Alice Gross, 14, went missing in August 2014 and her body was found in the River Brent after a five-week search. On Thursday a review hearing will be held, ahead of a full inquest.
Alice went missing in London on 28 August 2014. After a month of intensive searching, her body was found on 30 September. The search for her was the largest deployment of Metropolitan Police officers in a search operation since the 7 July 2005 London bombings. It involved 600 officers from eight forces.
The prime suspect was Latvian convicted murderer Arnis Zalkalns, who went missing from Ealing, London, on 3 September. On 1 October, police launched a murder inquiry after the Alice’s body was found in the River Brent the night before.
On 4 October, police announced that they had found a badly decomposed body in dense woodland in Boston Manor Park during their search for Zalkalns. Police confirmed two days later that the body was that of Zalkalns. The cause of death was hanging.
Alice was last seen alive walking along a towpath, while Zalkalns was caught on CCTV following her on his bike. Despite the search, it was more than a month before her body was found near her home in Hanwell, west London.

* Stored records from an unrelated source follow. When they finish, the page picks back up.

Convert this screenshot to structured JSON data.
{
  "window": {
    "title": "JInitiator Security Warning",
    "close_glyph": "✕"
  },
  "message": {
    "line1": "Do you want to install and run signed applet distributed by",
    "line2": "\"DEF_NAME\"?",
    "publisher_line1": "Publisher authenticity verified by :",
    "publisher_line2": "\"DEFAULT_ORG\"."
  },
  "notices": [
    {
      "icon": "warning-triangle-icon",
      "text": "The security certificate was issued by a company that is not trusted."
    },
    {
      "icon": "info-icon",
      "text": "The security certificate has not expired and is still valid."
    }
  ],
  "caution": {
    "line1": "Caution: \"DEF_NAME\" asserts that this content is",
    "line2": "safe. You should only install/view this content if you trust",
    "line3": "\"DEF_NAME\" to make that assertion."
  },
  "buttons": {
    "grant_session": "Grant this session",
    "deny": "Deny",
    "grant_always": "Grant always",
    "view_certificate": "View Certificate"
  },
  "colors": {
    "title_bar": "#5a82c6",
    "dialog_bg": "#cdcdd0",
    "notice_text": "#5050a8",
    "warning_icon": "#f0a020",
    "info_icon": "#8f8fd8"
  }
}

CCTV evidence suggested that Zalkalns would have passed Alice on the towpath at about 4.10pm, when he stopped for at least 80 minutes, police said. When he reappeared on camera, Zalkalns’ appearance indicated he might have been in the water and his trouser legs were rolled up, police said.
CCTV footage showed him buying beer in a nearby shop later that evening before he cycled on a different bike to the area where Alice was last seen. He returned on a further two occasions and had searched Alice’s name online as reports of her disappearance emerged.
Zalkalns was last seen in a shop in south Acton in the early hours on 4 September when, carrying a heavily laden rucksack, he bought food and water.
Scotland Yard revealed evidence on Tuesday which it says “points firmly” to the Latvian builder being responsible for the 14-year-old’s abduction and death and the extraordinary lengths taken to hide her body in the River Brent in west London.
Zalkalns’ DNA was found on Alice’s shoe and a cigarette butt at the crime scene, her iPhone case was discovered buried in his back garden, and one of the bags used to conceal her body matched a roll of bags found at his workplace, the force said.
Speaking at Scotland Yard’s headquarters today, Detective Chief Inspector Andy Chalmers said the cause of Alice’s death was asphyxia, caused by a larger body lying on top of her smaller body.
“We believe the most likely motive was sexual,” he said.
Mr Chalmers said “great efforts had been made to carefully and deliberately hide the body”.
Alice was found tied in a foetal position, wrapped in bin bags, which had been weighted down with a bike wheel and bricks and covered with six sections of a tree trunk in a pyramid formation, police revealed.
Fire crews were needed to remove the heavy tree trunks placed on top of Alice’s body, which was naked apart from one sock. Most of her clothes have never been found.
Zalkalns, who had previously served seven years for murdering his wife Rudite in Latvia, is believed to have come to the UK in 2007, but authorities here are thought to have had no record of his murder conviction.
Scotland Yard has insisted it was “unlikely” that Alice’s life would have been saved had the force known about Zalkalns’ murder conviction before her death.
Police have also spoken to a woman, who initially refused to provide a statement, following an alleged assault by Zalkalns in 2009 when she was 14.
In a statement, Alice’s family said there remained “serious unanswered questions” following her death, after her suspected killer was allowed to move to the UK in 2007 despite being convicted of murdering his wife.
A review hearing ahead of a full inquest into Alice’s death will be held at west London coroner’s court on Thursday.